DESCRIPTION OF THE TASK:
The answer should contain every record below, output exactly.

EXTRACTED RECORDS:
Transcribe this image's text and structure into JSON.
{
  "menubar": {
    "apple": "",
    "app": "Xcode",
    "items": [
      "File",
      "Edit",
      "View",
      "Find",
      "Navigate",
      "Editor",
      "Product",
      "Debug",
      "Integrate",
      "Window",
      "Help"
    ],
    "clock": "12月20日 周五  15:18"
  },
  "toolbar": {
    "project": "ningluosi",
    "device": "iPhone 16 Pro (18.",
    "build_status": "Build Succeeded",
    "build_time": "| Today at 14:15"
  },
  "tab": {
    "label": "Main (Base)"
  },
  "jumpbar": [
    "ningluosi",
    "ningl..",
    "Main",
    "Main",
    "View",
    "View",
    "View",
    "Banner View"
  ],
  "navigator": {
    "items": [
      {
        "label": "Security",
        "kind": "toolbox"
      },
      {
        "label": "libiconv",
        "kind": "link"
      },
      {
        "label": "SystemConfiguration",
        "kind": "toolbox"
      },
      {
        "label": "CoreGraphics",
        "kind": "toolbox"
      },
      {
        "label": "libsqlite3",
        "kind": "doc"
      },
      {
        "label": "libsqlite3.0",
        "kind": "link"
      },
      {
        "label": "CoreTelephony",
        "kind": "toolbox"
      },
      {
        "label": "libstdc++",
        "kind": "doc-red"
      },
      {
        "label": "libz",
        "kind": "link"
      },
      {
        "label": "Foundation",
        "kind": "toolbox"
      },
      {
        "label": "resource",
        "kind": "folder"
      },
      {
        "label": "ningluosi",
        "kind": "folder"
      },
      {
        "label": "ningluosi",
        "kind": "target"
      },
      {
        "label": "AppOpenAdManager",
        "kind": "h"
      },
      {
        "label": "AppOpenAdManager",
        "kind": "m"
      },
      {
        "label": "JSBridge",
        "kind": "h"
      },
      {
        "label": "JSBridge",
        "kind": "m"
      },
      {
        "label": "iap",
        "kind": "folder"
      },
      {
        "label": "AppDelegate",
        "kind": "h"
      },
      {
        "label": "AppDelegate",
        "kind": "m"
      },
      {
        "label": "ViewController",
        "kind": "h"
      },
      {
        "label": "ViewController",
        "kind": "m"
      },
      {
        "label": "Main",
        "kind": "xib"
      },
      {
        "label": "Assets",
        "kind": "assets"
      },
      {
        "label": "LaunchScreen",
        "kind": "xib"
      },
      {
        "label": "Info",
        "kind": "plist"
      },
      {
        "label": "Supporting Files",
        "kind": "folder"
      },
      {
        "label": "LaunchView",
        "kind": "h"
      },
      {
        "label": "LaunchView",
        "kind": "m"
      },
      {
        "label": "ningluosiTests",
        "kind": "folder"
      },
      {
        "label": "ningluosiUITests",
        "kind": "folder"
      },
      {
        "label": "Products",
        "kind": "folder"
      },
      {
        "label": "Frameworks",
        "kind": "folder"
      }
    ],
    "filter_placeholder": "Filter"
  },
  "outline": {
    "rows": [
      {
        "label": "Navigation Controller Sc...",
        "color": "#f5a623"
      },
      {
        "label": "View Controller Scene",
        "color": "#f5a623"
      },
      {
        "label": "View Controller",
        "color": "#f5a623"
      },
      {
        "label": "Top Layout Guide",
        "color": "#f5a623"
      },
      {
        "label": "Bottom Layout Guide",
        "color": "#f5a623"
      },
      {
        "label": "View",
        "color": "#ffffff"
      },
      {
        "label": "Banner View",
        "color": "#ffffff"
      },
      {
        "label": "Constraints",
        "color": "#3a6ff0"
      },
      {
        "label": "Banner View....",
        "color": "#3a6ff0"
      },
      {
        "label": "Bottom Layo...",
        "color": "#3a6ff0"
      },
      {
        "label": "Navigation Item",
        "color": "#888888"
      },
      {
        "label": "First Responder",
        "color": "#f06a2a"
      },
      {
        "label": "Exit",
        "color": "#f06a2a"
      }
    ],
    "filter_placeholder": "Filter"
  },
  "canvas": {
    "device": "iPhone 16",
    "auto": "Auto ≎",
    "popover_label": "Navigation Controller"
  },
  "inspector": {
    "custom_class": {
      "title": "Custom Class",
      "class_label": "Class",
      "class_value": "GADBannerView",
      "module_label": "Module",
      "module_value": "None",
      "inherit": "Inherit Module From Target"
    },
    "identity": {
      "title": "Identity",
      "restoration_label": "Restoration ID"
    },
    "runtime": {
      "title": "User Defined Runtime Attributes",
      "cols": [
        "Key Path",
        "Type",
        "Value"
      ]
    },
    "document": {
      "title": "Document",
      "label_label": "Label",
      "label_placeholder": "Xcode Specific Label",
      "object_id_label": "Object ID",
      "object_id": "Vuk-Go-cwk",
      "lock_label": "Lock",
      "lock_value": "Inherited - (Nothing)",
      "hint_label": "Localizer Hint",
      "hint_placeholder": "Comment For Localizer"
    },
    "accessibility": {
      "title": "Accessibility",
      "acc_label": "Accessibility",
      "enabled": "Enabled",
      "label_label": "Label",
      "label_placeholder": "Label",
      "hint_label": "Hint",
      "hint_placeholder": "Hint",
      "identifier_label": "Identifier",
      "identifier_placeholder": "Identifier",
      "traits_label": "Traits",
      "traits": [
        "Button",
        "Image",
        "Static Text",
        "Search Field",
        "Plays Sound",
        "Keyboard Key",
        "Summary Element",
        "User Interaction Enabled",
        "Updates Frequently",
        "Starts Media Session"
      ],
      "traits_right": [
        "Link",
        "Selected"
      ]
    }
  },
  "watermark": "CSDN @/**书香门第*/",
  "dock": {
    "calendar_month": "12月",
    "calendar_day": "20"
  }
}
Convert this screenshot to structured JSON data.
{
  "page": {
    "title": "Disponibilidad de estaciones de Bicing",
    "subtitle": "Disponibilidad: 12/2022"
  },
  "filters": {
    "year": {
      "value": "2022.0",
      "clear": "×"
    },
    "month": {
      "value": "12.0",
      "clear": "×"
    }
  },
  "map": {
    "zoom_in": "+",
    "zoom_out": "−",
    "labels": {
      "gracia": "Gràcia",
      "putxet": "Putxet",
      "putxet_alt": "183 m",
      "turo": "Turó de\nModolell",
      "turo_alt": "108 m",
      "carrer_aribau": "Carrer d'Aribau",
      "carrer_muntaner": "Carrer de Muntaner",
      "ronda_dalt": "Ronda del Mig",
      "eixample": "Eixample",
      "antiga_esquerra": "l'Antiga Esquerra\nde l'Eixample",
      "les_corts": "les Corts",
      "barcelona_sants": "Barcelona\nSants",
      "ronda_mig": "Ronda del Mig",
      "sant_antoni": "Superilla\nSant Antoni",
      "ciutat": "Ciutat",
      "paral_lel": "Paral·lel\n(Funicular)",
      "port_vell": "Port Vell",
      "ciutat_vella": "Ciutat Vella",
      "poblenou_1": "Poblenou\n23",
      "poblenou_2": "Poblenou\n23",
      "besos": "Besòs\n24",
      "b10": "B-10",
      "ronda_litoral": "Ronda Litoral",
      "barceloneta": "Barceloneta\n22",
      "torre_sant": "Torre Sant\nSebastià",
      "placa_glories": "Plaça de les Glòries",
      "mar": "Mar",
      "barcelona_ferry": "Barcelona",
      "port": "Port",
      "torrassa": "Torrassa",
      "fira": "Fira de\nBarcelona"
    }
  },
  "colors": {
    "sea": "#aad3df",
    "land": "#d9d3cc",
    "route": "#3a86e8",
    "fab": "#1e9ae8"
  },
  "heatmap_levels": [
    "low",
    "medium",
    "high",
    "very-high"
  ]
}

SOLUTION TO THIS TASK:
Transcribe this image's text and structure into JSON.
{
  "menubar": {
    "apple": "",
    "app": "Xcode",
    "items": [
      "File",
      "Edit",
      "View",
      "Find",
      "Navigate",
      "Editor",
      "Product",
      "Debug",
      "Integrate",
      "Window",
      "Help"
    ],
    "clock": "12月20日 周五  15:18"
  },
  "toolbar": {
    "project": "ningluosi",
    "device": "iPhone 16 Pro (18.",
    "build_status": "Build Succeeded",
    "build_time": "| Today at 14:15"
  },
  "tab": {
    "label": "Main (Base)"
  },
  "jumpbar": [
    "ningluosi",
    "ningl..",
    "Main",
    "Main",
    "View",
    "View",
    "View",
    "Banner View"
  ],
  "navigator": {
    "items": [
      {
        "label": "Security",
        "kind": "toolbox"
      },
      {
        "label": "libiconv",
        "kind": "link"
      },
      {
        "label": "SystemConfiguration",
        "kind": "toolbox"
      },
      {
        "label": "CoreGraphics",
        "kind": "toolbox"
      },
      {
        "label": "libsqlite3",
        "kind": "doc"
      },
      {
        "label": "libsqlite3.0",
        "kind": "link"
      },
      {
        "label": "CoreTelephony",
        "kind": "toolbox"
      },
      {
        "label": "libstdc++",
        "kind": "doc-red"
      },
      {
        "label": "libz",
        "kind": "link"
      },
      {
        "label": "Foundation",
        "kind": "toolbox"
      },
      {
        "label": "resource",
        "kind": "folder"
      },
      {
        "label": "ningluosi",
        "kind": "folder"
      },
      {
        "label": "ningluosi",
        "kind": "target"
      },
      {
        "label": "AppOpenAdManager",
        "kind": "h"
      },
      {
        "label": "AppOpenAdManager",
        "kind": "m"
      },
      {
        "label": "JSBridge",
        "kind": "h"
      },
      {
        "label": "JSBridge",
        "kind": "m"
      },
      {
        "label": "iap",
        "kind": "folder"
      },
      {
        "label": "AppDelegate",
        "kind": "h"
      },
      {
        "label": "AppDelegate",
        "kind": "m"
      },
      {
        "label": "ViewController",
        "kind": "h"
      },
      {
        "label": "ViewController",
        "kind": "m"
      },
      {
        "label": "Main",
        "kind": "xib"
      },
      {
        "label": "Assets",
        "kind": "assets"
      },
      {
        "label": "LaunchScreen",
        "kind": "xib"
      },
      {
        "label": "Info",
        "kind": "plist"
      },
      {
        "label": "Supporting Files",
        "kind": "folder"
      },
      {
        "label": "LaunchView",
        "kind": "h"
      },
      {
        "label": "LaunchView",
        "kind": "m"
      },
      {
        "label": "ningluosiTests",
        "kind": "folder"
      },
      {
        "label": "ningluosiUITests",
        "kind": "folder"
      },
      {
        "label": "Products",
        "kind": "folder"
      },
      {
        "label": "Frameworks",
        "kind": "folder"
      }
    ],
    "filter_placeholder": "Filter"
  },
  "outline": {
    "rows": [
      {
        "label": "Navigation Controller Sc...",
        "color": "#f5a623"
      },
      {
        "label": "View Controller Scene",
        "color": "#f5a623"
      },
      {
        "label": "View Controller",
        "color": "#f5a623"
      },
      {
        "label": "Top Layout Guide",
        "color": "#f5a623"
      },
      {
        "label": "Bottom Layout Guide",
        "color": "#f5a623"
      },
      {
        "label": "View",
        "color": "#ffffff"
      },
      {
        "label": "Banner View",
        "color": "#ffffff"
      },
      {
        "label": "Constraints",
        "color": "#3a6ff0"
      },
      {
        "label": "Banner View....",
        "color": "#3a6ff0"
      },
      {
        "label": "Bottom Layo...",
        "color": "#3a6ff0"
      },
      {
        "label": "Navigation Item",
        "color": "#888888"
      },
      {
        "label": "First Responder",
        "color": "#f06a2a"
      },
      {
        "label": "Exit",
        "color": "#f06a2a"
      }
    ],
    "filter_placeholder": "Filter"
  },
  "canvas": {
    "device": "iPhone 16",
    "auto": "Auto ≎",
    "popover_label": "Navigation Controller"
  },
  "inspector": {
    "custom_class": {
      "title": "Custom Class",
      "class_label": "Class",
      "class_value": "GADBannerView",
      "module_label": "Module",
      "module_value": "None",
      "inherit": "Inherit Module From Target"
    },
    "identity": {
      "title": "Identity",
      "restoration_label": "Restoration ID"
    },
    "runtime": {
      "title": "User Defined Runtime Attributes",
      "cols": [
        "Key Path",
        "Type",
        "Value"
      ]
    },
    "document": {
      "title": "Document",
      "label_label": "Label",
      "label_placeholder": "Xcode Specific Label",
      "object_id_label": "Object ID",
      "object_id": "Vuk-Go-cwk",
      "lock_label": "Lock",
      "lock_value": "Inherited - (Nothing)",
      "hint_label": "Localizer Hint",
      "hint_placeholder": "Comment For Localizer"
    },
    "accessibility": {
      "title": "Accessibility",
      "acc_label": "Accessibility",
      "enabled": "Enabled",
      "label_label": "Label",
      "label_placeholder": "Label",
      "hint_label": "Hint",
      "hint_placeholder": "Hint",
      "identifier_label": "Identifier",
      "identifier_placeholder": "Identifier",
      "traits_label": "Traits",
      "traits": [
        "Button",
        "Image",
        "Static Text",
        "Search Field",
        "Plays Sound",
        "Keyboard Key",
        "Summary Element",
        "User Interaction Enabled",
        "Updates Frequently",
        "Starts Media Session"
      ],
      "traits_right": [
        "Link",
        "Selected"
      ]
    }
  },
  "watermark": "CSDN @/**书香门第*/",
  "dock": {
    "calendar_month": "12月",
    "calendar_day": "20"
  }
}
Convert this screenshot to structured JSON data.
{
  "page": {
    "title": "Disponibilidad de estaciones de Bicing",
    "subtitle": "Disponibilidad: 12/2022"
  },
  "filters": {
    "year": {
      "value": "2022.0",
      "clear": "×"
    },
    "month": {
      "value": "12.0",
      "clear": "×"
    }
  },
  "map": {
    "zoom_in": "+",
    "zoom_out": "−",
    "labels": {
      "gracia": "Gràcia",
      "putxet": "Putxet",
      "putxet_alt": "183 m",
      "turo": "Turó de\nModolell",
      "turo_alt": "108 m",
      "carrer_aribau": "Carrer d'Aribau",
      "carrer_muntaner": "Carrer de Muntaner",
      "ronda_dalt": "Ronda del Mig",
      "eixample": "Eixample",
      "antiga_esquerra": "l'Antiga Esquerra\nde l'Eixample",
      "les_corts": "les Corts",
      "barcelona_sants": "Barcelona\nSants",
      "ronda_mig": "Ronda del Mig",
      "sant_antoni": "Superilla\nSant Antoni",
      "ciutat": "Ciutat",
      "paral_lel": "Paral·lel\n(Funicular)",
      "port_vell": "Port Vell",
      "ciutat_vella": "Ciutat Vella",
      "poblenou_1": "Poblenou\n23",
      "poblenou_2": "Poblenou\n23",
      "besos": "Besòs\n24",
      "b10": "B-10",
      "ronda_litoral": "Ronda Litoral",
      "barceloneta": "Barceloneta\n22",
      "torre_sant": "Torre Sant\nSebastià",
      "placa_glories": "Plaça de les Glòries",
      "mar": "Mar",
      "barcelona_ferry": "Barcelona",
      "port": "Port",
      "torrassa": "Torrassa",
      "fira": "Fira de\nBarcelona"
    }
  },
  "colors": {
    "sea": "#aad3df",
    "land": "#d9d3cc",
    "route": "#3a86e8",
    "fab": "#1e9ae8"
  },
  "heatmap_levels": [
    "low",
    "medium",
    "high",
    "very-high"
  ]
}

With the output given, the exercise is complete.